She was one of the participants in a panel which I moderated at kCura’s Relativity Fest in Chicago recently. Our purpose at that panel was to compare and contrast the approaches taken in the US, in Ireland and in England and Wales. We looked not just at the use of technology like predictive coding, but also at the rules, the attitudes and the culture which surrounds the decision-making.
In this video, Karyn Harty talks first about the differing tests saying (I think rightly) that Ireland has the toughest test of all civil law jurisdictions as to whether discovery / disclosure is complete or not.
Despite the onerous test, Karyn Harty’s success in the Irish Bank Resolution case shows that courts can be persuaded by properly-articulated arguments and by expert evidence that predictive coding technology is appropriate, at least in some cases.

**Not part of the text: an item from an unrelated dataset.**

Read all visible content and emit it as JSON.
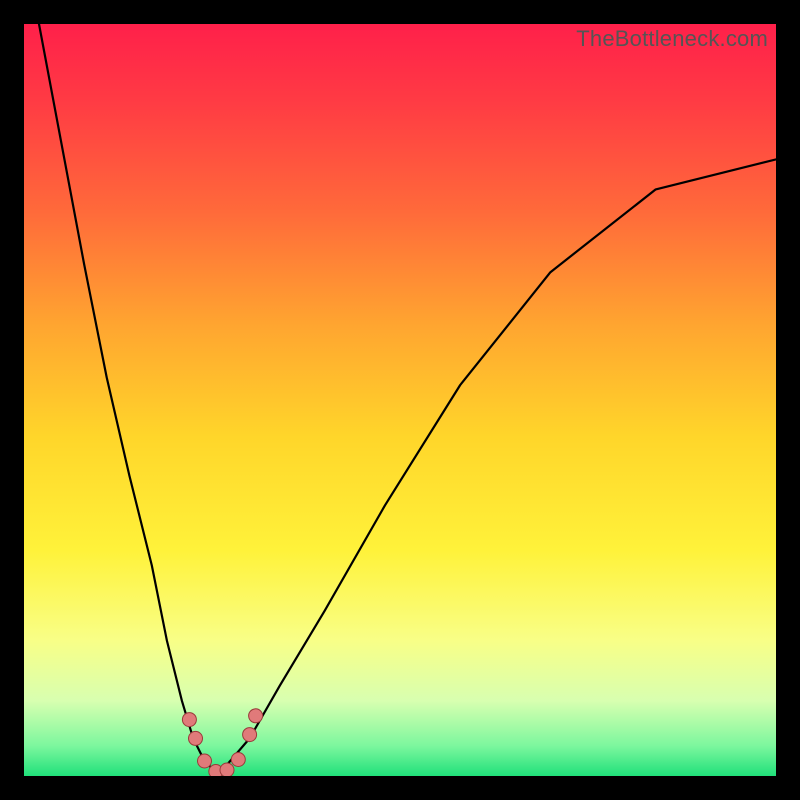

Karyn Harty also talks about the role of proportionality in deciding disclosure disputes. As she points out, proportionality is written into the rules in England and Wales. While this is true also of the US, there is “more subtle a focus” there, but there is still scope for a lawyer to say that any particular aspect of the discovery exercise is disproportionate.
There is, Karyn Harty says, less opportunity to run proportionality arguments in Ireland but it is nevertheless the right thing to do as long as you are very open about it. You may, she says, have to refer back to the court if you are planning to do anything which might be considered radical.